2. Moon Knight by Jeff Lemire & Greg Smallwood.

I already talked about Moon Knight in great lengths last week, when I reviewed #5 of the series and the complete first arc with that. So for a summary of the greatness of this book, I refer you to my reviews of last week.

Why it’s one of the best series at the moment:
Even thought it is a Marvel series, it doesn’t feel like one. It’s a series that completely neglects the fact that there’s a universe out there because it all plays out in the mind of Marc Spector. It keeps the reader confused and interested in ways that are original and compelling. It takes all his mythology and compiles it into one big, crazy idea that is either true or false and nobody knows. Not even Moon Knight himself. It takes the reader to a place that is beyond reality and dreams. It takes you into the rollercoaster that is the mind of Marc Spector. So just sit tight, buckle up, and let the craziness roll over you.

1. Vision by Tom King & Gabriel Hernandez Walta.

Tom King is a fantastic writer. Batman is one of the best titles over at DC at the moment, Grayson was one of the best series in the New 52 and Sheriff of Babylon is my personal favorite creator-owned series. But his Vision book beats everything.

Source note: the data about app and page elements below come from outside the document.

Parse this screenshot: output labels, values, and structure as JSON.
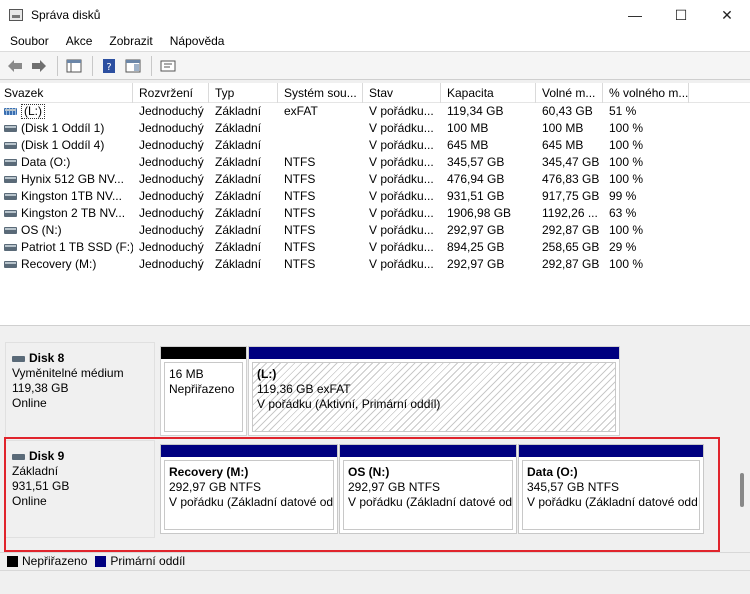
{
  "window": {
    "title": "Správa disků",
    "minimize": "—",
    "maximize": "☐",
    "close": "✕"
  },
  "menu": [
    "Soubor",
    "Akce",
    "Zobrazit",
    "Nápověda"
  ],
  "columns": [
    "Svazek",
    "Rozvržení",
    "Typ",
    "Systém sou...",
    "Stav",
    "Kapacita",
    "Volné m...",
    "% volného m..."
  ],
  "volumes": [
    {
      "name": "(L:)",
      "layout": "Jednoduchý",
      "type": "Základní",
      "fs": "exFAT",
      "status": "V pořádku...",
      "capacity": "119,34 GB",
      "free": "60,43 GB",
      "pct": "51 %",
      "icon": "removable-volume-icon"
    },
    {
      "name": "(Disk 1 Oddíl 1)",
      "layout": "Jednoduchý",
      "type": "Základní",
      "fs": "",
      "status": "V pořádku...",
      "capacity": "100 MB",
      "free": "100 MB",
      "pct": "100 %",
      "icon": "volume-icon"
    },
    {
      "name": "(Disk 1 Oddíl 4)",
      "layout": "Jednoduchý",
      "type": "Základní",
      "fs": "",
      "status": "V pořádku...",
      "capacity": "645 MB",
      "free": "645 MB",
      "pct": "100 %",
      "icon": "volume-icon"
    },
    {
      "name": "Data (O:)",
      "layout": "Jednoduchý",
      "type": "Základní",
      "fs": "NTFS",
      "status": "V pořádku...",
      "capacity": "345,57 GB",
      "free": "345,47 GB",
      "pct": "100 %",
      "icon": "volume-icon"
    },
    {
      "name": "Hynix 512 GB NV...",
      "layout": "Jednoduchý",
      "type": "Základní",
      "fs": "NTFS",
      "status": "V pořádku...",
      "capacity": "476,94 GB",
      "free": "476,83 GB",
      "pct": "100 %",
      "icon": "volume-icon"
    },
    {
      "name": "Kingston 1TB NV...",
      "layout": "Jednoduchý",
      "type": "Základní",
      "fs": "NTFS",
      "status": "V pořádku...",
      "capacity": "931,51 GB",
      "free": "917,75 GB",
      "pct": "99 %",
      "icon": "volume-icon"
    },
    {
      "name": "Kingston 2 TB NV...",
      "layout": "Jednoduchý",
      "type": "Základní",
      "fs": "NTFS",
      "status": "V pořádku...",
      "capacity": "1906,98 GB",
      "free": "1192,26 ...",
      "pct": "63 %",
      "icon": "volume-icon"
    },
    {
      "name": "OS (N:)",
      "layout": "Jednoduchý",
      "type": "Základní",
      "fs": "NTFS",
      "status": "V pořádku...",
      "capacity": "292,97 GB",
      "free": "292,87 GB",
      "pct": "100 %",
      "icon": "volume-icon"
    },
    {
      "name": "Patriot 1 TB SSD (F:)",
      "layout": "Jednoduchý",
      "type": "Základní",
      "fs": "NTFS",
      "status": "V pořádku...",
      "capacity": "894,25 GB",
      "free": "258,65 GB",
      "pct": "29 %",
      "icon": "volume-icon"
    },
    {
      "name": "Recovery (M:)",
      "layout": "Jednoduchý",
      "type": "Základní",
      "fs": "NTFS",
      "status": "V pořádku...",
      "capacity": "292,97 GB",
      "free": "292,87 GB",
      "pct": "100 %",
      "icon": "volume-icon"
    }
  ],
  "disks": {
    "disk8": {
      "title": "Disk 8",
      "kind": "Vyměnitelné médium",
      "size": "119,38 GB",
      "state": "Online",
      "unallocated": {
        "size": "16 MB",
        "label": "Nepřiřazeno"
      },
      "partition": {
        "name": "(L:)",
        "info": "119,36 GB exFAT",
        "status": "V pořádku (Aktivní, Primární oddíl)"
      }
    },
    "disk9": {
      "title": "Disk 9",
      "kind": "Základní",
      "size": "931,51 GB",
      "state": "Online",
      "partitions": [
        {
          "name": "Recovery  (M:)",
          "info": "292,97 GB NTFS",
          "status": "V pořádku (Základní datové od"
        },
        {
          "name": "OS  (N:)",
          "info": "292,97 GB NTFS",
          "status": "V pořádku (Základní datové od"
        },
        {
          "name": "Data  (O:)",
          "info": "345,57 GB NTFS",
          "status": "V pořádku (Základní datové odd"
        }
      ]
    }
  },
  "legend": [
    {
      "label": "Nepřiřazeno",
      "color": "#000000"
    },
    {
      "label": "Primární oddíl",
      "color": "#000080"
    }
  ],
  "colors": {
    "primary": "#000080",
    "unallocated": "#000000",
    "highlight": "#e0242c"
  }
}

This week 10 issues in, this series only has two more issues to come, sadly. Summary of the book: Vision tries to build an android family for himself, but it doesn’t really go like he planned it would go. I can’t really say much more, because as far as summarising goes, that’s it. You just have to read it to know what it’s about. It is just a fantastic take on how an emotionless character like the Vision can still have a family of his own, with equally as emotionless characters. However these last two issues play out, this is a series that will forever be remembered as one of the greatest Marvel publications ever.

The art on this book is actually pretty weak, though. It feels very sketchy. But the weird thing about it, is the fact that I can’t think of any other artist who could elevate this book more. The only way this book could be improved, is if it were drawn by Alex Ross. A frail story like this doesn’t need clean artwork. It needs frail, emotional artwork. Even though Walta’s art seems unfinished and sketchy, it suits the story perfectly and it couldn’t be improved by another artist (except, again, Alex Ross.)

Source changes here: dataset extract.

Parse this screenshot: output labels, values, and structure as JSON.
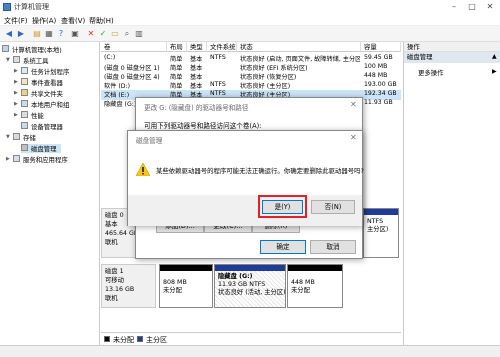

Why it’s one of the best series at the moment:
Symbolism. Metaphors. Ominous narration. It has it all. It takes an “ordinary” concept like an android building a family, and it makes it into a drama like you have never seen before. It doesn’t try to lift Vision from the shadows he lives in, it embraces the shadows. It embraces his cold, emotionless life and it accentuates his lack of feelings. It takes drama to the next level. It takes superhero stories to the next level. It takes comics to the next level. It takes Marvel to the next level. You can agree on my list or you can’t, but if you don’t think Vision should be on the first spot, you’re wrong.

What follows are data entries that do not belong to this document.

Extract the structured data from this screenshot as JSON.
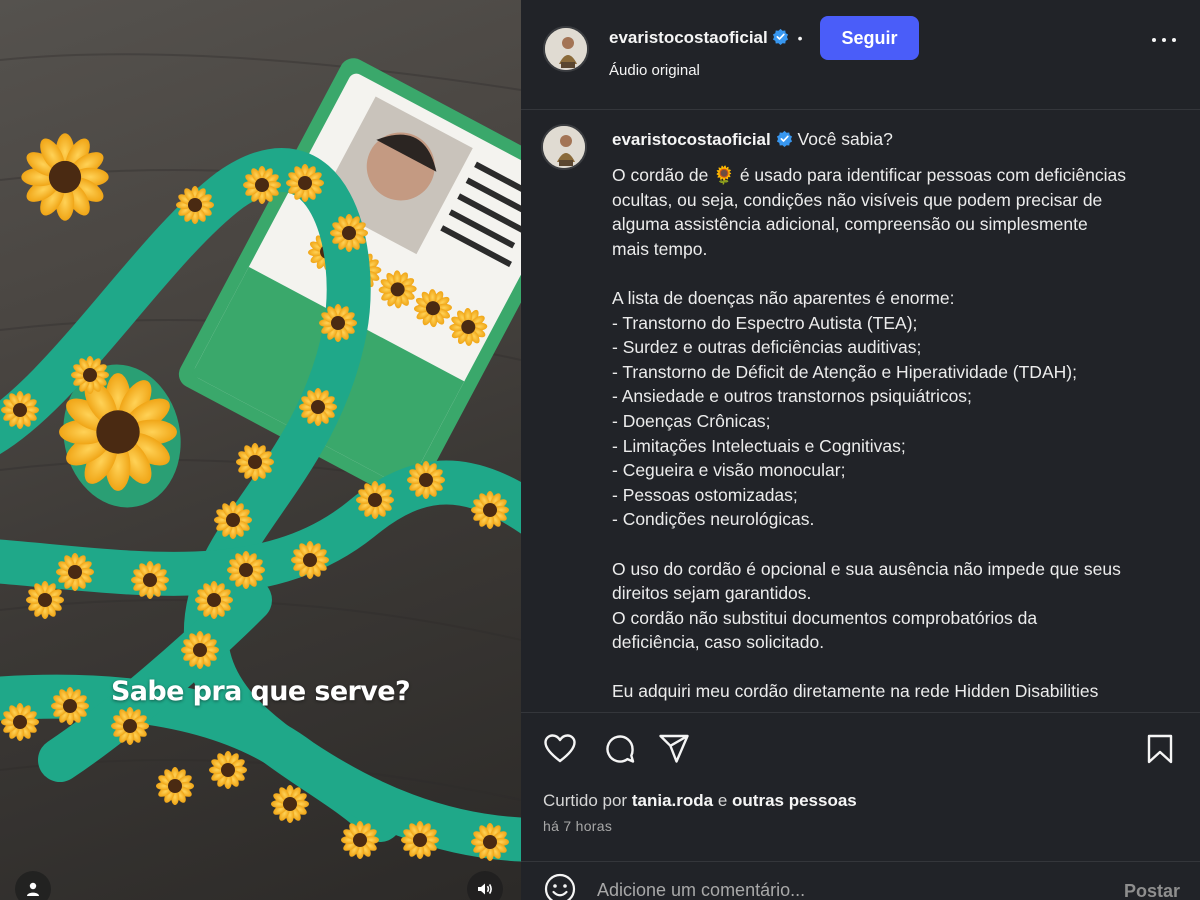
{
  "media": {
    "caption": "Sabe pra que serve?",
    "icons": {
      "user": "user-icon",
      "volume": "volume-icon"
    }
  },
  "header": {
    "username": "evaristocostaoficial",
    "separator": "•",
    "follow_label": "Seguir",
    "audio_label": "Áudio original",
    "icons": {
      "verified": "verified-badge-icon",
      "more": "more-options-icon"
    }
  },
  "post": {
    "username": "evaristocostaoficial",
    "first_line": "Você sabia?",
    "lines": [
      "O cordão de 🌻 é usado para identificar pessoas com deficiências",
      "ocultas, ou seja, condições não visíveis que podem precisar de",
      "alguma assistência adicional, compreensão ou simplesmente",
      "mais tempo.",
      "",
      "A lista de doenças não aparentes é enorme:",
      "- Transtorno do Espectro Autista (TEA);",
      "- Surdez e outras deficiências auditivas;",
      "- Transtorno de Déficit de Atenção e Hiperatividade (TDAH);",
      "- Ansiedade e outros transtornos psiquiátricos;",
      "- Doenças Crônicas;",
      "- Limitações Intelectuais e Cognitivas;",
      "- Cegueira e visão monocular;",
      "- Pessoas ostomizadas;",
      "- Condições neurológicas.",
      "",
      "O uso do cordão é opcional e sua ausência não impede que seus",
      "direitos sejam garantidos.",
      "O cordão não substitui documentos comprobatórios da",
      "deficiência, caso solicitado.",
      "",
      "Eu adquiri meu cordão diretamente na rede Hidden Disabilities"
    ]
  },
  "actions": {
    "icons": [
      "heart-icon",
      "comment-icon",
      "share-icon",
      "bookmark-icon"
    ],
    "liked_prefix": "Curtido por",
    "liked_user": "tania.roda",
    "liked_joiner": "e",
    "liked_others": "outras pessoas",
    "time_ago": "há 7 horas"
  },
  "comment_box": {
    "placeholder": "Adicione um comentário...",
    "post_label": "Postar",
    "emoji_icon": "emoji-icon"
  },
  "colors": {
    "panel_bg": "#212328",
    "follow_button": "#4a5df9",
    "verified_badge": "#3897f0",
    "ribbon_green": "#1fa889",
    "sunflower_petal": "#f2b01e"
  }
}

So this is my list of favorite Marvel publications. What are yours? Leave a comment here, on Facebook, on Instagram, on Google+ or on your fridge. I don’t recommend the latter, but who am I to tell you what to do?

Up for next week is a list of DC Rebirth, so be sure to come back for that one.